- Directions -
Gather every line in the records below that contains the word "schedule".
┄┄┄┄┄┄┄┄┄┄
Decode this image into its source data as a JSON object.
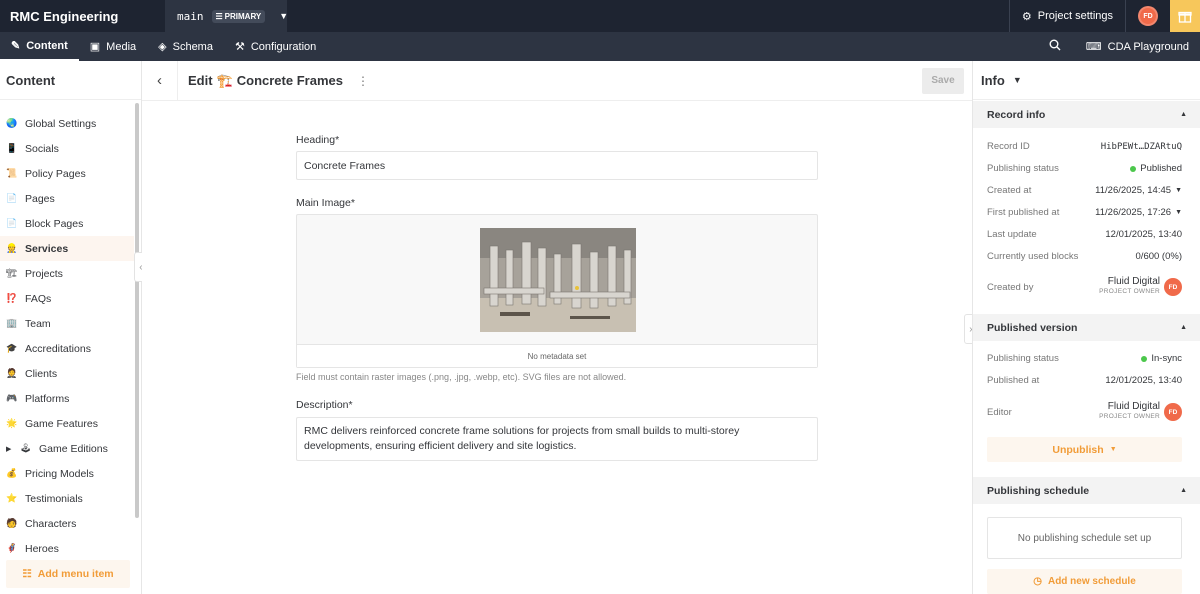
{
  "topbar": {
    "brand": "RMC Engineering",
    "environment": "main",
    "environment_badge": "PRIMARY",
    "project_settings": "Project settings",
    "user_initials": "FD"
  },
  "nav": {
    "content": "Content",
    "media": "Media",
    "schema": "Schema",
    "configuration": "Configuration",
    "cda_playground": "CDA Playground"
  },
  "sidebar": {
    "title": "Content",
    "items": [
      {
        "label": "Global Settings",
        "icon": "🌏"
      },
      {
        "label": "Socials",
        "icon": "📱"
      },
      {
        "label": "Policy Pages",
        "icon": "📜"
      },
      {
        "label": "Pages",
        "icon": "📄"
      },
      {
        "label": "Block Pages",
        "icon": "📄"
      },
      {
        "label": "Services",
        "icon": "👷"
      },
      {
        "label": "Projects",
        "icon": "🏗"
      },
      {
        "label": "FAQs",
        "icon": "⁉️"
      },
      {
        "label": "Team",
        "icon": "🏢"
      },
      {
        "label": "Accreditations",
        "icon": "🎓"
      },
      {
        "label": "Clients",
        "icon": "🤵"
      },
      {
        "label": "Platforms",
        "icon": "🎮"
      },
      {
        "label": "Game Features",
        "icon": "🌟"
      },
      {
        "label": "Game Editions",
        "icon": "🕹"
      },
      {
        "label": "Pricing Models",
        "icon": "💰"
      },
      {
        "label": "Testimonials",
        "icon": "⭐"
      },
      {
        "label": "Characters",
        "icon": "🧑"
      },
      {
        "label": "Heroes",
        "icon": "🦸"
      }
    ],
    "add_menu_item": "Add menu item"
  },
  "editor": {
    "title": "Edit",
    "record_emoji": "🏗️",
    "record_name": "Concrete Frames",
    "save": "Save",
    "heading_label": "Heading*",
    "heading_value": "Concrete Frames",
    "main_image_label": "Main Image*",
    "no_metadata": "No metadata set",
    "image_hint": "Field must contain raster images (.png, .jpg, .webp, etc). SVG files are not allowed.",
    "description_label": "Description*",
    "description_value": "RMC delivers reinforced concrete frame solutions for projects from small builds to multi-storey developments, ensuring efficient delivery and site logistics."
  },
  "info": {
    "title": "Info",
    "record_info": {
      "title": "Record info",
      "record_id_label": "Record ID",
      "record_id": "HibPEWt…DZARtuQ",
      "publishing_status_label": "Publishing status",
      "publishing_status": "Published",
      "created_at_label": "Created at",
      "created_at": "11/26/2025, 14:45",
      "first_published_label": "First published at",
      "first_published": "11/26/2025, 17:26",
      "last_update_label": "Last update",
      "last_update": "12/01/2025, 13:40",
      "blocks_label": "Currently used blocks",
      "blocks": "0/600 (0%)",
      "created_by_label": "Created by",
      "created_by": "Fluid Digital",
      "created_by_role": "PROJECT OWNER"
    },
    "published_version": {
      "title": "Published version",
      "status_label": "Publishing status",
      "status": "In-sync",
      "published_at_label": "Published at",
      "published_at": "12/01/2025, 13:40",
      "editor_label": "Editor",
      "editor": "Fluid Digital",
      "editor_role": "PROJECT OWNER",
      "unpublish": "Unpublish"
    },
    "schedule": {
      "title": "Publishing schedule",
      "empty": "No publishing schedule set up",
      "add": "Add new schedule"
    }
  },
  "colors": {
    "topbar": "#1e2431",
    "navbar": "#2d3442",
    "accent": "#f19c38",
    "published_dot": "#4cc74c",
    "avatar": "#f06a4a"
  }
}
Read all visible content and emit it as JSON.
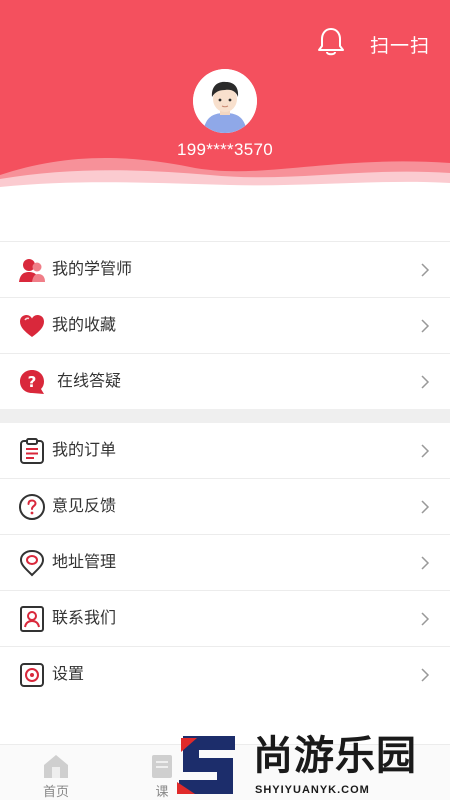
{
  "colors": {
    "accent": "#f4505e",
    "icon_red": "#d9283b",
    "text": "#333333",
    "separator": "#efefef"
  },
  "header": {
    "scan_label": "扫一扫",
    "phone": "199****3570",
    "icons": {
      "bell": "bell-icon",
      "avatar": "avatar-image"
    }
  },
  "menu_group_1": [
    {
      "label": "我的学管师",
      "icon": "advisor-icon"
    },
    {
      "label": "我的收藏",
      "icon": "heart-icon"
    },
    {
      "label": " 在线答疑",
      "icon": "question-bubble-icon"
    }
  ],
  "menu_group_2": [
    {
      "label": "我的订单",
      "icon": "clipboard-icon"
    },
    {
      "label": "意见反馈",
      "icon": "feedback-question-icon"
    },
    {
      "label": "地址管理",
      "icon": "location-pin-icon"
    },
    {
      "label": "联系我们",
      "icon": "contact-card-icon"
    },
    {
      "label": "设置",
      "icon": "gear-icon"
    }
  ],
  "tabbar": [
    {
      "label": "首页",
      "icon": "home-icon"
    },
    {
      "label": "课",
      "icon": "course-icon"
    }
  ],
  "watermark": {
    "name": "尚游乐园",
    "domain": "SHYIYUANYK.COM"
  }
}
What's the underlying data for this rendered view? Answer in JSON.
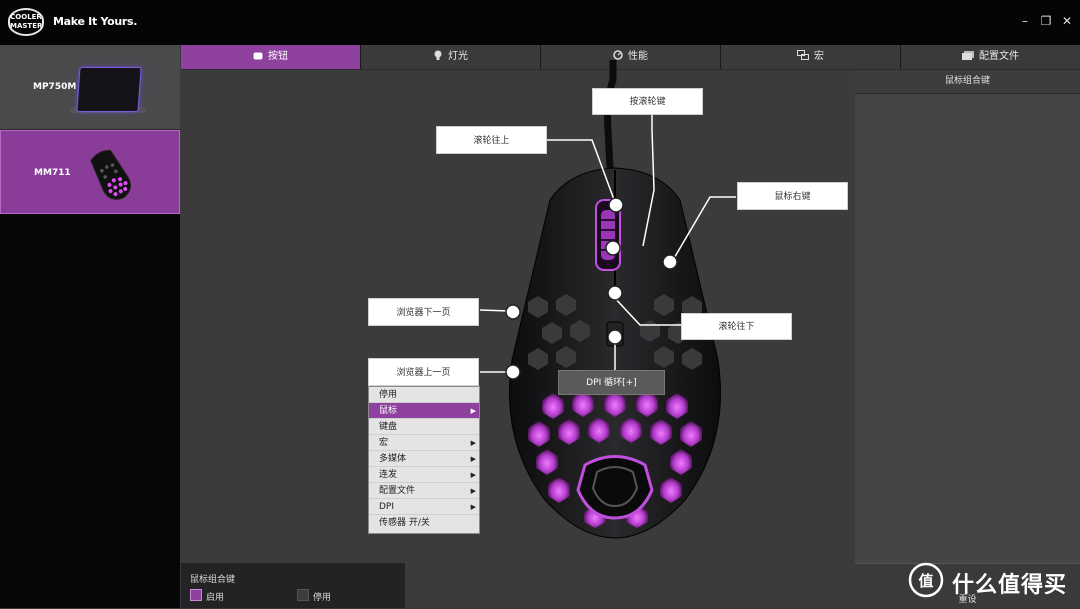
{
  "app": {
    "logo_text": "COOLER MASTER",
    "slogan": "Make It Yours."
  },
  "window_controls": {
    "minimize": "–",
    "restore": "❐",
    "close": "✕"
  },
  "devices": [
    {
      "name": "MP750M"
    },
    {
      "name": "MM711"
    }
  ],
  "tabs": [
    {
      "label": "按钮",
      "icon": "mouse-button-icon",
      "active": true
    },
    {
      "label": "灯光",
      "icon": "bulb-icon",
      "active": false
    },
    {
      "label": "性能",
      "icon": "gauge-icon",
      "active": false
    },
    {
      "label": "宏",
      "icon": "macro-icon",
      "active": false
    },
    {
      "label": "配置文件",
      "icon": "profile-icon",
      "active": false
    }
  ],
  "right_panel": {
    "header": "鼠标组合键",
    "reset_label": "重设"
  },
  "callouts": {
    "wheel_click": "按滚轮键",
    "wheel_up": "滚轮往上",
    "right_button": "鼠标右键",
    "browser_forward": "浏览器下一页",
    "wheel_down": "滚轮往下",
    "browser_back": "浏览器上一页",
    "dpi": "DPI 循环[+]"
  },
  "context_menu": [
    {
      "label": "停用",
      "submenu": false
    },
    {
      "label": "鼠标",
      "submenu": true,
      "selected": true
    },
    {
      "label": "键盘",
      "submenu": false
    },
    {
      "label": "宏",
      "submenu": true
    },
    {
      "label": "多媒体",
      "submenu": true
    },
    {
      "label": "连发",
      "submenu": true
    },
    {
      "label": "配置文件",
      "submenu": true
    },
    {
      "label": "DPI",
      "submenu": true
    },
    {
      "label": "传感器 开/关",
      "submenu": false
    }
  ],
  "combo": {
    "title": "鼠标组合键",
    "enable_label": "启用",
    "disable_label": "停用"
  },
  "watermark": {
    "text": "什么值得买",
    "icon_glyph": "值"
  },
  "colors": {
    "accent": "#8f41a0",
    "glow": "#d34df0"
  }
}
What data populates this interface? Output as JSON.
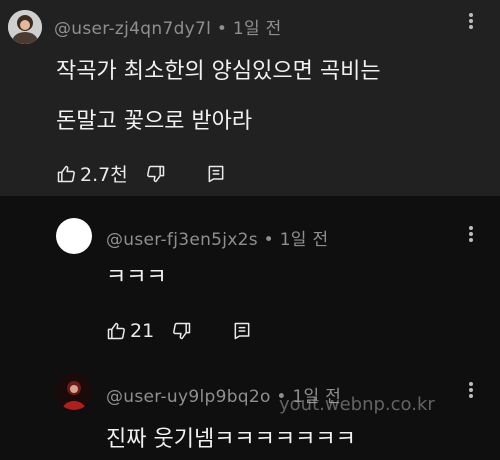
{
  "comment": {
    "meta": "@user-zj4qn7dy7l • 1일 전",
    "lines": [
      "작곡가 최소한의 양심있으면 곡비는",
      "돈말고 꽃으로 받아라"
    ],
    "likes": "2.7천"
  },
  "reply1": {
    "meta": "@user-fj3en5jx2s • 1일 전",
    "text": "ㅋㅋㅋ",
    "likes": "21"
  },
  "reply2": {
    "meta": "@user-uy9lp9bq2o • 1일 전",
    "text": "진짜 웃기넴ㅋㅋㅋㅋㅋㅋㅋ"
  },
  "watermark": "yout.webnp.co.kr",
  "colors": {
    "top_bg": "#212121",
    "reply_bg": "#0f0f0f",
    "meta": "#8f8f8f"
  },
  "icons": [
    "thumb-up-icon",
    "thumb-down-icon",
    "reply-icon",
    "more-vert-icon"
  ]
}
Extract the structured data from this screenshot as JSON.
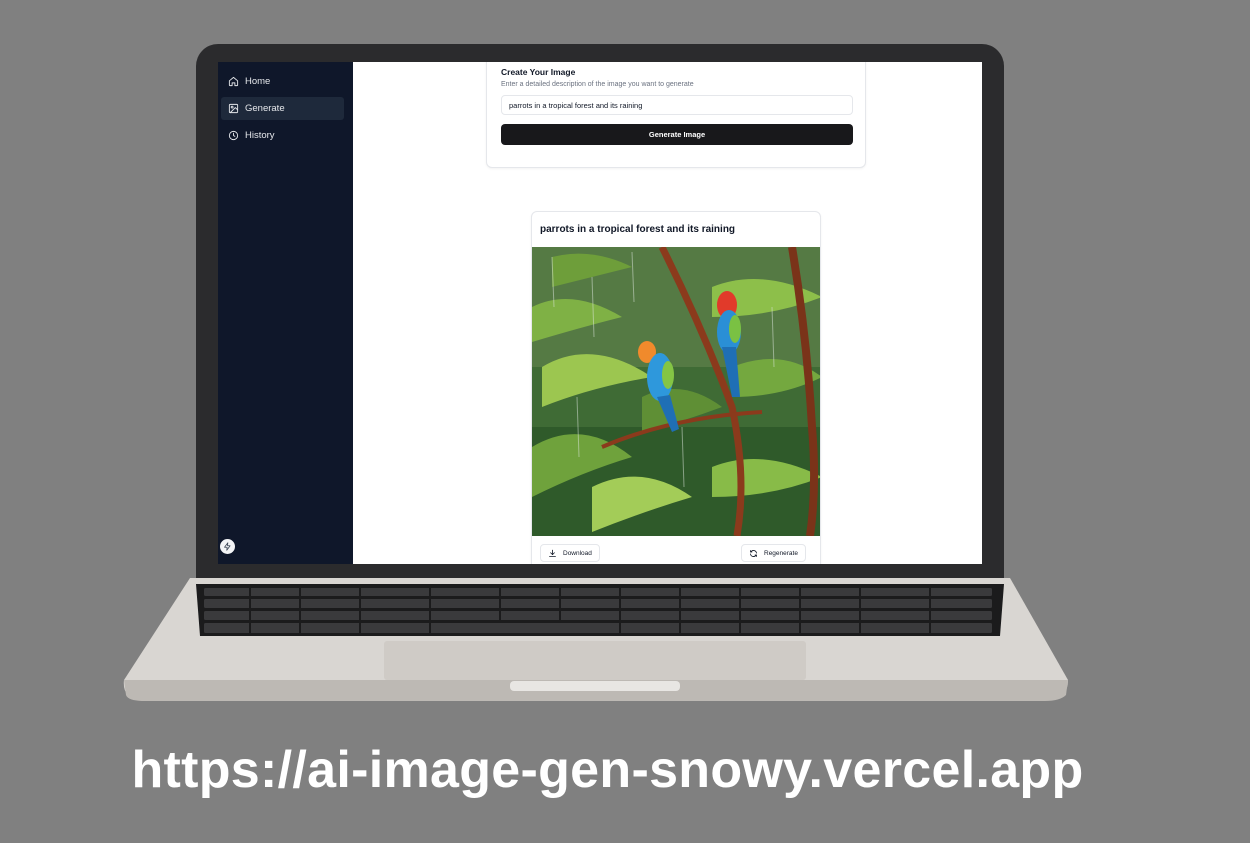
{
  "sidebar": {
    "items": [
      {
        "label": "Home",
        "icon": "home-icon"
      },
      {
        "label": "Generate",
        "icon": "image-icon",
        "active": true
      },
      {
        "label": "History",
        "icon": "clock-icon"
      }
    ],
    "bottom_icon": "theme-toggle-icon"
  },
  "create": {
    "title": "Create Your Image",
    "subtitle": "Enter a detailed description of the image you want to generate",
    "prompt_value": "parrots in a tropical forest and its raining",
    "button_label": "Generate Image"
  },
  "result": {
    "title": "parrots in a tropical forest and its raining",
    "download_label": "Download",
    "regenerate_label": "Regenerate"
  },
  "footer": {
    "url": "https://ai-image-gen-snowy.vercel.app"
  },
  "colors": {
    "background": "#808080",
    "sidebar": "#0f172a",
    "sidebar_active": "#1e293b",
    "primary_button": "#18181b"
  }
}
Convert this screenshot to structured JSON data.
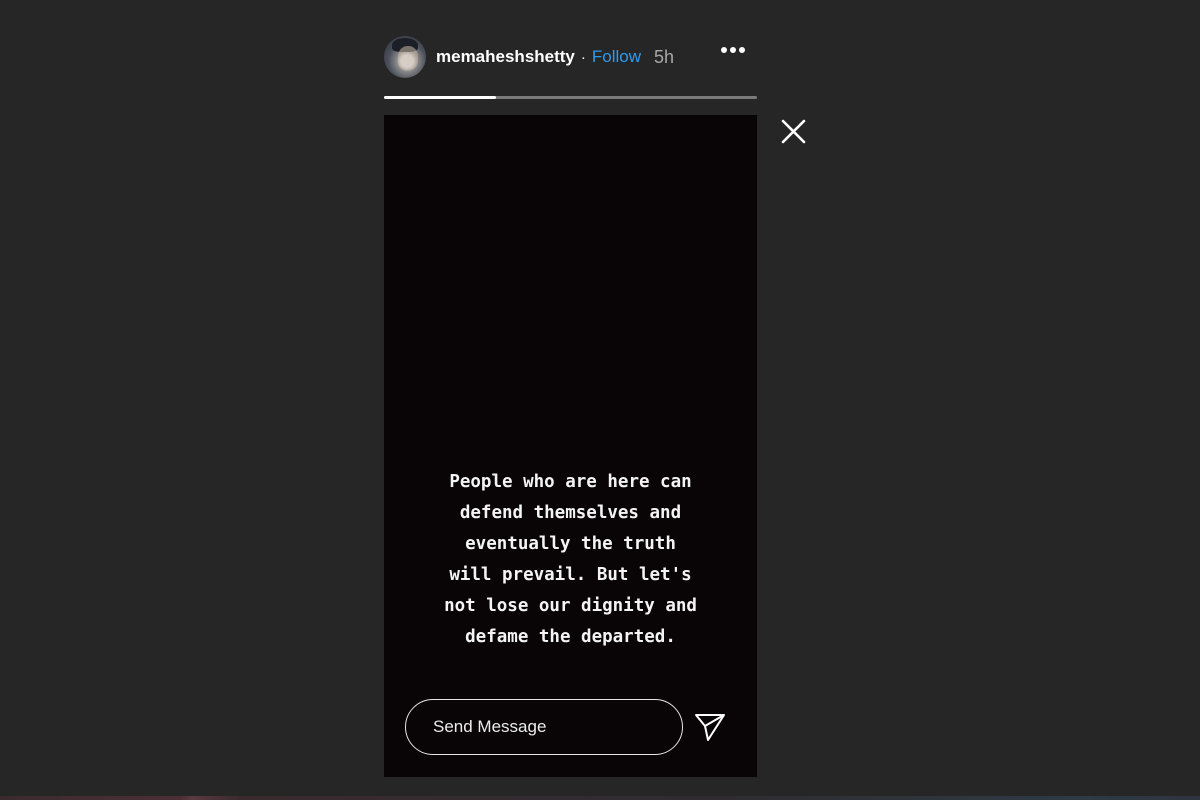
{
  "header": {
    "username": "memaheshshetty",
    "separator": "·",
    "follow_label": "Follow",
    "time_ago": "5h",
    "more_icon": "more-horizontal-icon"
  },
  "progress": {
    "segment_fill_fraction": 0.3
  },
  "close_icon": "close-icon",
  "story": {
    "text": "People who are here can\ndefend themselves and\neventually the truth\nwill prevail. But let's\nnot lose our dignity and\ndefame the departed."
  },
  "reply": {
    "placeholder": "Send Message",
    "send_icon": "send-icon"
  },
  "colors": {
    "background": "#262626",
    "story_background": "#090506",
    "follow": "#2d9cf0",
    "timestamp": "#a8a8a8",
    "progress_track": "#7a7a7a",
    "progress_fill": "#ffffff"
  }
}
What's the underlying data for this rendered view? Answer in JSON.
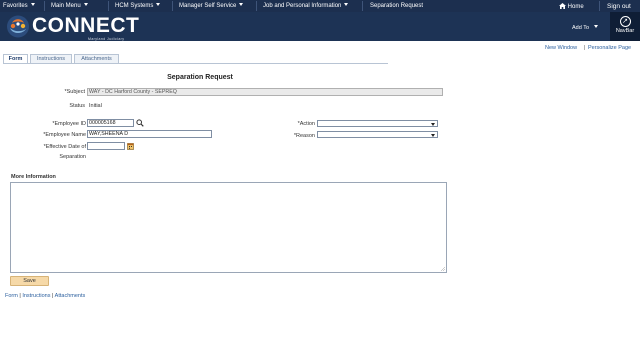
{
  "topbar": {
    "favorites": "Favorites",
    "main_menu": "Main Menu",
    "breadcrumb": {
      "hcm_systems": "HCM Systems",
      "manager_self_service": "Manager Self Service",
      "job_personal_info": "Job and Personal Information",
      "current": "Separation Request"
    },
    "home": "Home",
    "sign_out": "Sign out"
  },
  "header": {
    "logo_text": "CONNECT",
    "logo_sub": "Maryland Judiciary",
    "add_to": "Add To",
    "navbar": "NavBar"
  },
  "links": {
    "new_window": "New Window",
    "personalize_page": "Personalize Page"
  },
  "tabs": [
    {
      "label": "Form",
      "active": true
    },
    {
      "label": "Instructions",
      "active": false
    },
    {
      "label": "Attachments",
      "active": false
    }
  ],
  "form": {
    "title": "Separation Request",
    "subject_label": "*Subject",
    "subject_value": "WAY - DC Harford County - SEPREQ",
    "status_label": "Status",
    "status_value": "Initial",
    "employee_id_label": "*Employee ID",
    "employee_id_value": "000005168",
    "employee_name_label": "*Employee Name",
    "employee_name_value": "WAY,SHEENA D",
    "effective_date_label_1": "*Effective Date of",
    "effective_date_label_2": "Separation",
    "effective_date_value": "",
    "action_label": "*Action",
    "action_value": "",
    "reason_label": "*Reason",
    "reason_value": "",
    "more_info_label": "More Information",
    "more_info_value": "",
    "save_label": "Save"
  },
  "bottom_links": {
    "form": "Form",
    "instructions": "Instructions",
    "attachments": "Attachments",
    "separator": "|"
  },
  "colors": {
    "topbar": "#1c2f4f",
    "header": "#1d3355",
    "link": "#2b5f9e",
    "save_button": "#f6d9a8"
  }
}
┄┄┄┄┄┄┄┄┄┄
- Task answer -
    "schedule": {
      "title": "Publishing schedule",
      "empty": "No publishing schedule set up",
      "add": "Add new schedule"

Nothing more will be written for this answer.